EXERCISE:
Every entry below is to be copied exactly, with nothing left out.

INPUT MATERIAL:
* * *
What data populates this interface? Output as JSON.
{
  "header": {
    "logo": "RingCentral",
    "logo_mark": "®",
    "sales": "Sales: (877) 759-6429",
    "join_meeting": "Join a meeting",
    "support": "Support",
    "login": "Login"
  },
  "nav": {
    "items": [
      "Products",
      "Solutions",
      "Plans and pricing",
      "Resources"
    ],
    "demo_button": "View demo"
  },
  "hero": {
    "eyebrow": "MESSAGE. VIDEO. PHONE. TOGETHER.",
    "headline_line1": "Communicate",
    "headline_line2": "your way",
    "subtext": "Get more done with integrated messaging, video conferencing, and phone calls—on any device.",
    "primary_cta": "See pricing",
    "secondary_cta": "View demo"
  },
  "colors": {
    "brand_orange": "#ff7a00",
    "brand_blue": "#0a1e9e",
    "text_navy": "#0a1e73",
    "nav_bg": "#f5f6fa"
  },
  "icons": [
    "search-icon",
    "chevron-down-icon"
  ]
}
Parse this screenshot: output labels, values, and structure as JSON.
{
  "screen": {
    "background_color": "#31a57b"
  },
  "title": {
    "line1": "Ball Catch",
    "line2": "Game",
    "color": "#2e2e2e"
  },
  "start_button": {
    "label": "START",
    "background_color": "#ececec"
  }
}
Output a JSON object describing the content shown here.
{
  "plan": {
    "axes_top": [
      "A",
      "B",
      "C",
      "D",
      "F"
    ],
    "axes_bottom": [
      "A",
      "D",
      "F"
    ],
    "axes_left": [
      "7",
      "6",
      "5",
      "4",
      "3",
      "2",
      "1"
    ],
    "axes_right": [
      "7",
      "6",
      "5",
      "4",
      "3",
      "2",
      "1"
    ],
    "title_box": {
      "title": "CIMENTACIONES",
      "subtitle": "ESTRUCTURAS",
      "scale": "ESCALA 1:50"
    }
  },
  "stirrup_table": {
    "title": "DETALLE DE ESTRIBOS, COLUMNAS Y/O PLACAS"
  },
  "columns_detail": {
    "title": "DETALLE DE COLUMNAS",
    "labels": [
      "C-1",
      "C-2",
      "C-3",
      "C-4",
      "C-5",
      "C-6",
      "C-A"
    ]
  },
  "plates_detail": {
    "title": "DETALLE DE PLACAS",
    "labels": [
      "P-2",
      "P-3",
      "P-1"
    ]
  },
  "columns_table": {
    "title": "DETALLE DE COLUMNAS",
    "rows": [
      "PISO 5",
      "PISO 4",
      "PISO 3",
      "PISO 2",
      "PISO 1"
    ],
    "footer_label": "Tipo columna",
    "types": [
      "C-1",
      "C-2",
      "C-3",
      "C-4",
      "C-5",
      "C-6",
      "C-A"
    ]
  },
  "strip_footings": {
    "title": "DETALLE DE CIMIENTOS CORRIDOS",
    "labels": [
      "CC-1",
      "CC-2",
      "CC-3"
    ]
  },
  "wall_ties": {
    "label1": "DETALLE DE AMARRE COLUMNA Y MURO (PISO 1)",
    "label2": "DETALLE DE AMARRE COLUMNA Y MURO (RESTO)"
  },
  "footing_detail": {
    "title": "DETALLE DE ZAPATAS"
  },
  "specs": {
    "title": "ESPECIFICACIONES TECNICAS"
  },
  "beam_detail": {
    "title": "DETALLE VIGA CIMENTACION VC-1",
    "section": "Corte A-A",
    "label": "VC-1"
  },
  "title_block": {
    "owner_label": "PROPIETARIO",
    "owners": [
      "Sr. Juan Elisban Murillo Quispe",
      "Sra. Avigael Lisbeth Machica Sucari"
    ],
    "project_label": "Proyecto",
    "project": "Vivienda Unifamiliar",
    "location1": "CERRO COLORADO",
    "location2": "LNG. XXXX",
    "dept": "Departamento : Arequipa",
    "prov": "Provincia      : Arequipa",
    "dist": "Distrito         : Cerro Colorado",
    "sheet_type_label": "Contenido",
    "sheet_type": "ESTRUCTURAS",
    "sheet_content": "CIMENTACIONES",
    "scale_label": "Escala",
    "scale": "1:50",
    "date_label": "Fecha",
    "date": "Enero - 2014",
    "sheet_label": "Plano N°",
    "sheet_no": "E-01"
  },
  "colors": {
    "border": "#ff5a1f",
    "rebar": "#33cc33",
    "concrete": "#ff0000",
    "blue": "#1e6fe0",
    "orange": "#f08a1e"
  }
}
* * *
EXPECTED ANSWER:
What data populates this interface? Output as JSON.
{
  "header": {
    "logo": "RingCentral",
    "logo_mark": "®",
    "sales": "Sales: (877) 759-6429",
    "join_meeting": "Join a meeting",
    "support": "Support",
    "login": "Login"
  },
  "nav": {
    "items": [
      "Products",
      "Solutions",
      "Plans and pricing",
      "Resources"
    ],
    "demo_button": "View demo"
  },
  "hero": {
    "eyebrow": "MESSAGE. VIDEO. PHONE. TOGETHER.",
    "headline_line1": "Communicate",
    "headline_line2": "your way",
    "subtext": "Get more done with integrated messaging, video conferencing, and phone calls—on any device.",
    "primary_cta": "See pricing",
    "secondary_cta": "View demo"
  },
  "colors": {
    "brand_orange": "#ff7a00",
    "brand_blue": "#0a1e9e",
    "text_navy": "#0a1e73",
    "nav_bg": "#f5f6fa"
  },
  "icons": [
    "search-icon",
    "chevron-down-icon"
  ]
}
Parse this screenshot: output labels, values, and structure as JSON.
{
  "screen": {
    "background_color": "#31a57b"
  },
  "title": {
    "line1": "Ball Catch",
    "line2": "Game",
    "color": "#2e2e2e"
  },
  "start_button": {
    "label": "START",
    "background_color": "#ececec"
  }
}
Output a JSON object describing the content shown here.
{
  "plan": {
    "axes_top": [
      "A",
      "B",
      "C",
      "D",
      "F"
    ],
    "axes_bottom": [
      "A",
      "D",
      "F"
    ],
    "axes_left": [
      "7",
      "6",
      "5",
      "4",
      "3",
      "2",
      "1"
    ],
    "axes_right": [
      "7",
      "6",
      "5",
      "4",
      "3",
      "2",
      "1"
    ],
    "title_box": {
      "title": "CIMENTACIONES",
      "subtitle": "ESTRUCTURAS",
      "scale": "ESCALA 1:50"
    }
  },
  "stirrup_table": {
    "title": "DETALLE DE ESTRIBOS, COLUMNAS Y/O PLACAS"
  },
  "columns_detail": {
    "title": "DETALLE DE COLUMNAS",
    "labels": [
      "C-1",
      "C-2",
      "C-3",
      "C-4",
      "C-5",
      "C-6",
      "C-A"
    ]
  },
  "plates_detail": {
    "title": "DETALLE DE PLACAS",
    "labels": [
      "P-2",
      "P-3",
      "P-1"
    ]
  },
  "columns_table": {
    "title": "DETALLE DE COLUMNAS",
    "rows": [
      "PISO 5",
      "PISO 4",
      "PISO 3",
      "PISO 2",
      "PISO 1"
    ],
    "footer_label": "Tipo columna",
    "types": [
      "C-1",
      "C-2",
      "C-3",
      "C-4",
      "C-5",
      "C-6",
      "C-A"
    ]
  },
  "strip_footings": {
    "title": "DETALLE DE CIMIENTOS CORRIDOS",
    "labels": [
      "CC-1",
      "CC-2",
      "CC-3"
    ]
  },
  "wall_ties": {
    "label1": "DETALLE DE AMARRE COLUMNA Y MURO (PISO 1)",
    "label2": "DETALLE DE AMARRE COLUMNA Y MURO (RESTO)"
  },
  "footing_detail": {
    "title": "DETALLE DE ZAPATAS"
  },
  "specs": {
    "title": "ESPECIFICACIONES TECNICAS"
  },
  "beam_detail": {
    "title": "DETALLE VIGA CIMENTACION VC-1",
    "section": "Corte A-A",
    "label": "VC-1"
  },
  "title_block": {
    "owner_label": "PROPIETARIO",
    "owners": [
      "Sr. Juan Elisban Murillo Quispe",
      "Sra. Avigael Lisbeth Machica Sucari"
    ],
    "project_label": "Proyecto",
    "project": "Vivienda Unifamiliar",
    "location1": "CERRO COLORADO",
    "location2": "LNG. XXXX",
    "dept": "Departamento : Arequipa",
    "prov": "Provincia      : Arequipa",
    "dist": "Distrito         : Cerro Colorado",
    "sheet_type_label": "Contenido",
    "sheet_type": "ESTRUCTURAS",
    "sheet_content": "CIMENTACIONES",
    "scale_label": "Escala",
    "scale": "1:50",
    "date_label": "Fecha",
    "date": "Enero - 2014",
    "sheet_label": "Plano N°",
    "sheet_no": "E-01"
  },
  "colors": {
    "border": "#ff5a1f",
    "rebar": "#33cc33",
    "concrete": "#ff0000",
    "blue": "#1e6fe0",
    "orange": "#f08a1e"
  }
}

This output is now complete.